_Problem statement_
In the data below, find every line with the word "kicen" and copy it out.

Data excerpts
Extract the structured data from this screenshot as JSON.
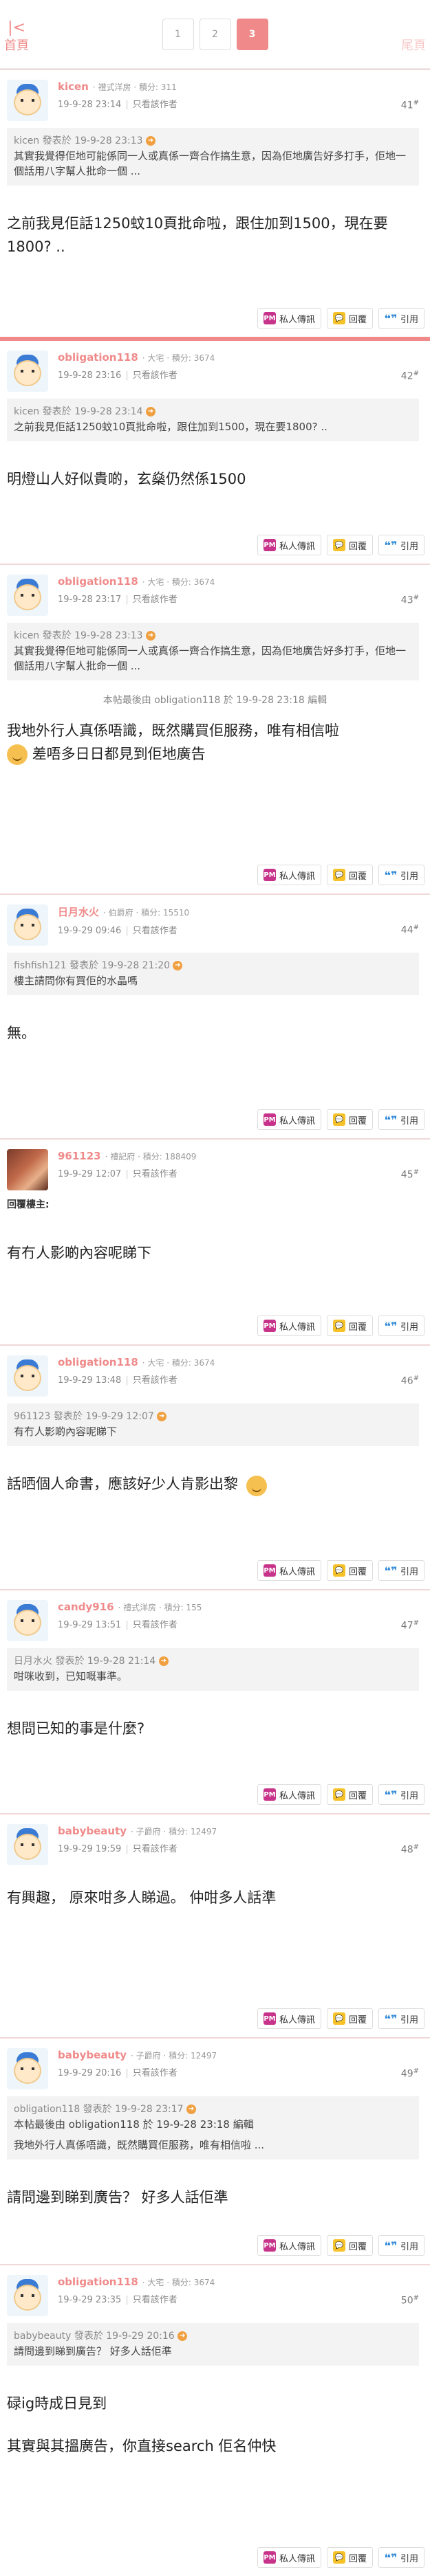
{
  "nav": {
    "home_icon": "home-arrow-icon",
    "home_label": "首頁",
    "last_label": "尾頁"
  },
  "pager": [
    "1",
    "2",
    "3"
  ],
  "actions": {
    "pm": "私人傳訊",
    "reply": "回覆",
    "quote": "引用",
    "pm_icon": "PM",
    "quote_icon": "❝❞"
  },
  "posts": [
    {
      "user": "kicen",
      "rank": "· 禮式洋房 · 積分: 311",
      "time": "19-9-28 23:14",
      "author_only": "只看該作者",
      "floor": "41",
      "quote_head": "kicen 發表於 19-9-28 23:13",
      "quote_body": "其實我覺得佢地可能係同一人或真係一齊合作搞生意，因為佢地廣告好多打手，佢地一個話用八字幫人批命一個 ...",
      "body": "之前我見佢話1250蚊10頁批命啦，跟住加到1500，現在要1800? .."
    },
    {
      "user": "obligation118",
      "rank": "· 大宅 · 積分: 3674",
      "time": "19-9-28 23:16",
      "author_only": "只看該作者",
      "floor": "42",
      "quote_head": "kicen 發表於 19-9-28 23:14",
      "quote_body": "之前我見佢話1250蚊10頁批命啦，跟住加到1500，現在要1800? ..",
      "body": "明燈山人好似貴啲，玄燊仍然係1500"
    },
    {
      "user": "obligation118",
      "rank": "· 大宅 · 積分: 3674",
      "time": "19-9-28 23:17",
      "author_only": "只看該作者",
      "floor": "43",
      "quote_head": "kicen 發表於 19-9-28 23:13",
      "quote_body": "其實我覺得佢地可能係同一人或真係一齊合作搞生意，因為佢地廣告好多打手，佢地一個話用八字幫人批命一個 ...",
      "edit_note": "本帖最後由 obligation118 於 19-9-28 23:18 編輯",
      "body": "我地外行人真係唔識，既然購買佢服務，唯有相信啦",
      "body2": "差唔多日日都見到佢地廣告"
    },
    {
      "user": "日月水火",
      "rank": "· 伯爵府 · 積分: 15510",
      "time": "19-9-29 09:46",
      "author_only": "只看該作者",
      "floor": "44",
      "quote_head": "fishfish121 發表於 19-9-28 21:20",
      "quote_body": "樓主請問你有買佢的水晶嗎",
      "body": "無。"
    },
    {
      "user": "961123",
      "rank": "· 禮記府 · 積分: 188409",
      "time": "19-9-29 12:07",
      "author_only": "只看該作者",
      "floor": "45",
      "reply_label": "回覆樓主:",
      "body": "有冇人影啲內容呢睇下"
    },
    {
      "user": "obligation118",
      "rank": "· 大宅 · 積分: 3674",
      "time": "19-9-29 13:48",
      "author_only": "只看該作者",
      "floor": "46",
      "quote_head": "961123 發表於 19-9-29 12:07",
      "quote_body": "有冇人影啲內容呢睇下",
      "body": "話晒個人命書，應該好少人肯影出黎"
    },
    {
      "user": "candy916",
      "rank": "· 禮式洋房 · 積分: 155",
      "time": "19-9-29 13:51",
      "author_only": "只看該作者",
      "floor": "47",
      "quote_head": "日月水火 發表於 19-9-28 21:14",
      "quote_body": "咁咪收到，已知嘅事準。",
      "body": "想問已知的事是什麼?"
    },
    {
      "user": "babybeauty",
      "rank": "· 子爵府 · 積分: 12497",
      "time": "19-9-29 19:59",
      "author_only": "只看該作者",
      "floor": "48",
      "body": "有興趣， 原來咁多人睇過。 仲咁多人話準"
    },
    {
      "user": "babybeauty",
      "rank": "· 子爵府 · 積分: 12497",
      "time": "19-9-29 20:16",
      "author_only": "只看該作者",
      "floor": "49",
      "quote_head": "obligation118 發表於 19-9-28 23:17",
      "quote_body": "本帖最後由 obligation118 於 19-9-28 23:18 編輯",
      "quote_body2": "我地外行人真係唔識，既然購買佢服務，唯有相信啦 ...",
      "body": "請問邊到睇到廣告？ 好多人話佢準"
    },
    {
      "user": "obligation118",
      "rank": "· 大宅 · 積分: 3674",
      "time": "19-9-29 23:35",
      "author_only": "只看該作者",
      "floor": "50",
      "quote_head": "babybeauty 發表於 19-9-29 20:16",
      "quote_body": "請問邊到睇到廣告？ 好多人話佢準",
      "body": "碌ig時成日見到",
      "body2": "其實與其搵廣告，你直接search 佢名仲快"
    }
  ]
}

_Task output_
      "user": "kicen",
      "quote_head": "kicen 發表於 19-9-28 23:13",
      "quote_head": "kicen 發表於 19-9-28 23:14",
      "quote_head": "kicen 發表於 19-9-28 23:13",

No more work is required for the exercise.